They are that exclusive. This means that your service provider has to bend over backwards and put in the time and effort to get links from these sources. You can’t expect it to happen quickly and it takes a lot more work.
Given this context, you better believe that your link building pricing will be seriously affected. The upside to this is since the links produced by this effort are very rare, you can get a serious competitive advantage.
If your competitors are not getting links from certain sites that they’ve written off as impossible link sources, your rankings can improve dramatically the moment you score links from places your competitors have given up on.
Other link building pricing factors
Other factors that can work together to either increase or decrease the money you pay for links depend on the category of link sources.

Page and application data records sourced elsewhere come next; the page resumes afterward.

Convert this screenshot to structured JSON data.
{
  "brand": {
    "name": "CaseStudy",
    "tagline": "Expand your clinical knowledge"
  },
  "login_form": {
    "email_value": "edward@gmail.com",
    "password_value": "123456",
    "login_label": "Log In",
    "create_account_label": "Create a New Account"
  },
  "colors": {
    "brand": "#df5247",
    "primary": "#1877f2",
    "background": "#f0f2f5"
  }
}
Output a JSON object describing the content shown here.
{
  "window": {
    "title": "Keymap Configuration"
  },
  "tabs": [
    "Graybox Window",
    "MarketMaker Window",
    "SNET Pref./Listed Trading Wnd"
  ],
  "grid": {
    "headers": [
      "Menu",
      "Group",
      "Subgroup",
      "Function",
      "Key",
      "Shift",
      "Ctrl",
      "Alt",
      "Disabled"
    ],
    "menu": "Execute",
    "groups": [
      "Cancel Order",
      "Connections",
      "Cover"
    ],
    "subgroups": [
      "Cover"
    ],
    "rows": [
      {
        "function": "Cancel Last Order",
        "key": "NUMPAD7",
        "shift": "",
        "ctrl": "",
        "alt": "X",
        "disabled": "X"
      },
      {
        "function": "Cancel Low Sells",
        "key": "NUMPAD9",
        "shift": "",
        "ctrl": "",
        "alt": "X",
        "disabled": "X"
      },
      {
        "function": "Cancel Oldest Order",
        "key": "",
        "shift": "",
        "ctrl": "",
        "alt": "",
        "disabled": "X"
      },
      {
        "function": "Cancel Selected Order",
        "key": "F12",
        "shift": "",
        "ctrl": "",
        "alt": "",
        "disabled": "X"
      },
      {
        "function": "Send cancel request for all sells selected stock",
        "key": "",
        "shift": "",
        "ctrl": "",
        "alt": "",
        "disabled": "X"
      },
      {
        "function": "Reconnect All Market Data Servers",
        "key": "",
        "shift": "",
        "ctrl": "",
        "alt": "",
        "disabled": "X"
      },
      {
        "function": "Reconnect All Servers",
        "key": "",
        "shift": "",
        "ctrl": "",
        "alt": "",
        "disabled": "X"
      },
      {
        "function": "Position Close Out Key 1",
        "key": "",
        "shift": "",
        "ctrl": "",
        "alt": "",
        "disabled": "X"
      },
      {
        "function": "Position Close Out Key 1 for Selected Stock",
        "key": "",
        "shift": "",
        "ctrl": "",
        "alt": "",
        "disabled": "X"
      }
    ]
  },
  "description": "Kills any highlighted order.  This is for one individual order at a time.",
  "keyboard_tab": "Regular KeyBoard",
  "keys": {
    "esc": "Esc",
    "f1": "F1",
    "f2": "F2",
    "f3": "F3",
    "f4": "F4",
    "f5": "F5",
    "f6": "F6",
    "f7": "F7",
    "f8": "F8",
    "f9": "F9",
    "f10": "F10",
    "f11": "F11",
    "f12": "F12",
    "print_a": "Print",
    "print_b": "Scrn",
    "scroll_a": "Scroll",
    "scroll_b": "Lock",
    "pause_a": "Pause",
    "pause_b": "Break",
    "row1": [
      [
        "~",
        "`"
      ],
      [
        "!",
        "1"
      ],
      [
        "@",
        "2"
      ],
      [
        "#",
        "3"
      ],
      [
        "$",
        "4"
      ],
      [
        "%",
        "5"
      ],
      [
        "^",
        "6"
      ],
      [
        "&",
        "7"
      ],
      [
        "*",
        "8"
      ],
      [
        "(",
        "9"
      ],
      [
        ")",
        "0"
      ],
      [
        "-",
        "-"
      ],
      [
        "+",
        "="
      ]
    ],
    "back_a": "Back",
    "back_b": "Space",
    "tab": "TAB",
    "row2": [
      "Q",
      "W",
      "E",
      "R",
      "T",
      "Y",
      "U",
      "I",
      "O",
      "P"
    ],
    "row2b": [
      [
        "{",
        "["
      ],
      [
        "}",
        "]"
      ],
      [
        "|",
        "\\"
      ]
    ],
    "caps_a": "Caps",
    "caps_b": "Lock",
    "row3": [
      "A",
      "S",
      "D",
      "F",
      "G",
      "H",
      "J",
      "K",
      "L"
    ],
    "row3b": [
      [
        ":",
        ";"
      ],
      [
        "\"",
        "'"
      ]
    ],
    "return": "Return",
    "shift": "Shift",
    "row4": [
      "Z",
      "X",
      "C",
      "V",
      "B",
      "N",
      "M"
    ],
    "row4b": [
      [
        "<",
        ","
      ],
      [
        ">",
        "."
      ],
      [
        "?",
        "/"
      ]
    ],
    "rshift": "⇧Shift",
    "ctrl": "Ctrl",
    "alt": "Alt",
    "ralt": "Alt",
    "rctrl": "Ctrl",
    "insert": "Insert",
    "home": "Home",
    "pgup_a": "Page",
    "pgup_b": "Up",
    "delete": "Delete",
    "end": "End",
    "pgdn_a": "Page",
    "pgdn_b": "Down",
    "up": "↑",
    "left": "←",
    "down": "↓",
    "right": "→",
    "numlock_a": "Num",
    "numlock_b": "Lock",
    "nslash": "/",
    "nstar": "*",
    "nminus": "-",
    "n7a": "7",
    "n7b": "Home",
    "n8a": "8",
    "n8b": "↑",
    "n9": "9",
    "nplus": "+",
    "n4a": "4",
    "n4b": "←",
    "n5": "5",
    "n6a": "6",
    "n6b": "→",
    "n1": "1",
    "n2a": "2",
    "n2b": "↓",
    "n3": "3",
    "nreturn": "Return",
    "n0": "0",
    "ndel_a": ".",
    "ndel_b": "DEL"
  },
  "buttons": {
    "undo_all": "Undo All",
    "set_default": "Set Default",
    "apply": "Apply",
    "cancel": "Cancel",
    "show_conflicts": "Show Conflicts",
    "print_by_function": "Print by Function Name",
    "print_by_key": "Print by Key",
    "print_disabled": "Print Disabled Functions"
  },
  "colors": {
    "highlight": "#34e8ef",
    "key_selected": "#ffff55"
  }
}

Some categories are traditionally expensive. I’m talking about online casinos, loan, and personal finance sites, attorney or legal service pages. Even real estate links tend to be more expensive.
External quality ratings
In addition to the type of link sources and difficulty of acquiring links, link building pricing is also affected by external quality factors such as trust flow, the number of referring domains, and whether or not the backlinks of link sources are “spammy”.
Keep an eye on these factors because they’re not obvious. You have to ask about them. It’s a good idea to set benchmarks for link quality when you hire the services of a link building agency or freelancer so you don’t get surprised later on.
It may well turn out that your service provider charges you a lot of money for links that have fairly low metrics. You need to set the ground rules before the work is done so you can manage your expectations.